- [What the exercise asks] Return all the data exactly, keeping the pictures out.

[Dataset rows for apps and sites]
————————
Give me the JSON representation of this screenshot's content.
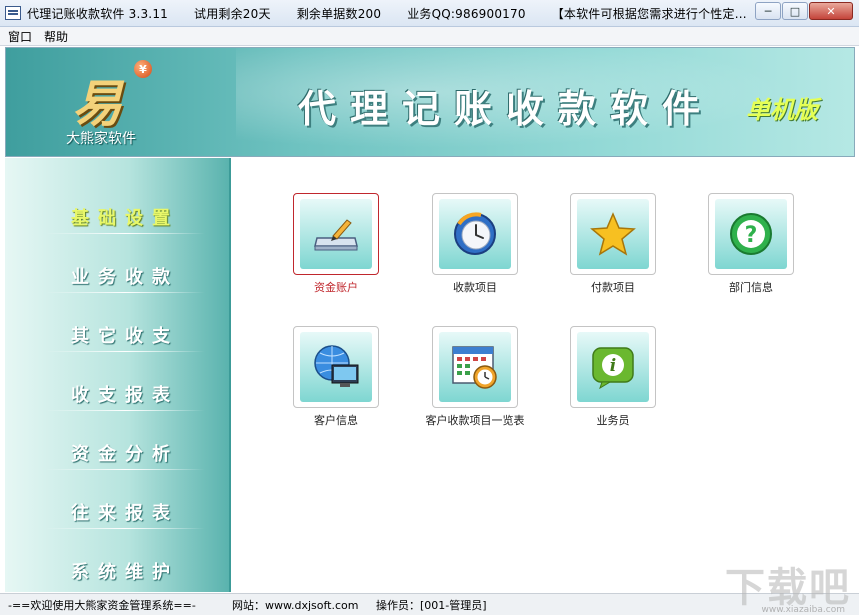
{
  "window": {
    "title_parts": [
      "代理记账收款软件 3.3.11",
      "试用剩余20天",
      "剩余单据数200",
      "业务QQ:986900170",
      "【本软件可根据您需求进行个性定..."
    ],
    "minimize": "─",
    "restore": "□",
    "close": "✕"
  },
  "menu": [
    "窗口",
    "帮助"
  ],
  "banner": {
    "logo_mark": "易",
    "logo_coin": "¥",
    "logo_caption": "大熊家软件",
    "title": "代理记账收款软件",
    "badge": "单机版"
  },
  "sidebar": {
    "items": [
      {
        "label": "基础设置",
        "active": true
      },
      {
        "label": "业务收款",
        "active": false
      },
      {
        "label": "其它收支",
        "active": false
      },
      {
        "label": "收支报表",
        "active": false
      },
      {
        "label": "资金分析",
        "active": false
      },
      {
        "label": "往来报表",
        "active": false
      },
      {
        "label": "系统维护",
        "active": false
      }
    ]
  },
  "tiles": [
    {
      "label": "资金账户",
      "icon": "account-icon",
      "selected": true
    },
    {
      "label": "收款项目",
      "icon": "clock-icon",
      "selected": false
    },
    {
      "label": "付款项目",
      "icon": "star-icon",
      "selected": false
    },
    {
      "label": "部门信息",
      "icon": "help-icon",
      "selected": false
    },
    {
      "label": "客户信息",
      "icon": "globe-monitor-icon",
      "selected": false
    },
    {
      "label": "客户收款项目一览表",
      "icon": "calendar-clock-icon",
      "selected": false
    },
    {
      "label": "业务员",
      "icon": "info-icon",
      "selected": false
    }
  ],
  "statusbar": {
    "welcome": "-==欢迎使用大熊家资金管理系统==-",
    "website": "网站：www.dxjsoft.com",
    "operator": "操作员：[001-管理员]"
  },
  "watermark": {
    "text": "下载吧",
    "sub": "www.xiazaiba.com"
  }
}
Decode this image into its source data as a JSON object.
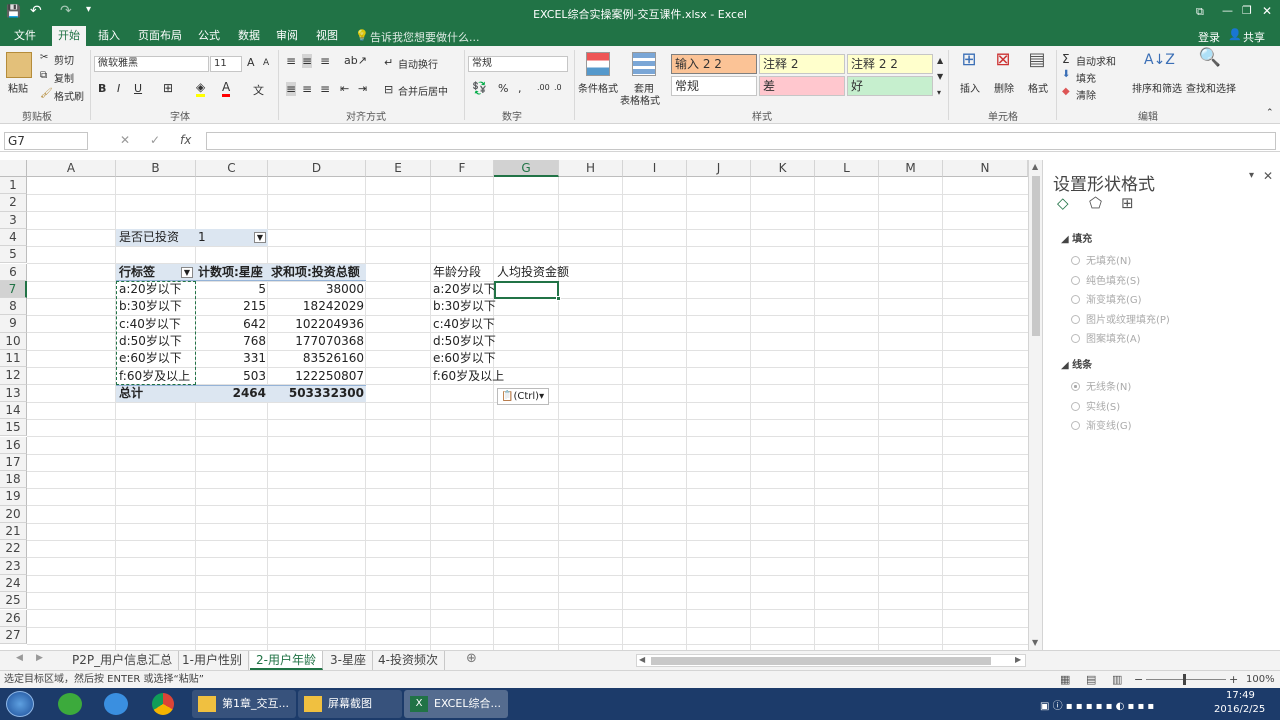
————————
- [Task output]
Give me the JSON representation of this screenshot's content.
{
  "window": {
    "title_parts": [
      "代理记账收款软件 3.3.11",
      "试用剩余20天",
      "剩余单据数200",
      "业务QQ:986900170",
      "【本软件可根据您需求进行个性定..."
    ],
    "minimize": "─",
    "restore": "□",
    "close": "✕"
  },
  "menu": [
    "窗口",
    "帮助"
  ],
  "banner": {
    "logo_mark": "易",
    "logo_coin": "¥",
    "logo_caption": "大熊家软件",
    "title": "代理记账收款软件",
    "badge": "单机版"
  },
  "sidebar": {
    "items": [
      {
        "label": "基础设置",
        "active": true
      },
      {
        "label": "业务收款",
        "active": false
      },
      {
        "label": "其它收支",
        "active": false
      },
      {
        "label": "收支报表",
        "active": false
      },
      {
        "label": "资金分析",
        "active": false
      },
      {
        "label": "往来报表",
        "active": false
      },
      {
        "label": "系统维护",
        "active": false
      }
    ]
  },
  "tiles": [
    {
      "label": "资金账户",
      "icon": "account-icon",
      "selected": true
    },
    {
      "label": "收款项目",
      "icon": "clock-icon",
      "selected": false
    },
    {
      "label": "付款项目",
      "icon": "star-icon",
      "selected": false
    },
    {
      "label": "部门信息",
      "icon": "help-icon",
      "selected": false
    },
    {
      "label": "客户信息",
      "icon": "globe-monitor-icon",
      "selected": false
    },
    {
      "label": "客户收款项目一览表",
      "icon": "calendar-clock-icon",
      "selected": false
    },
    {
      "label": "业务员",
      "icon": "info-icon",
      "selected": false
    }
  ],
  "statusbar": {
    "welcome": "-==欢迎使用大熊家资金管理系统==-",
    "website": "网站：www.dxjsoft.com",
    "operator": "操作员：[001-管理员]"
  },
  "watermark": {
    "text": "下载吧",
    "sub": "www.xiazaiba.com"
  }
}
Decode this image into its source data as a JSON object.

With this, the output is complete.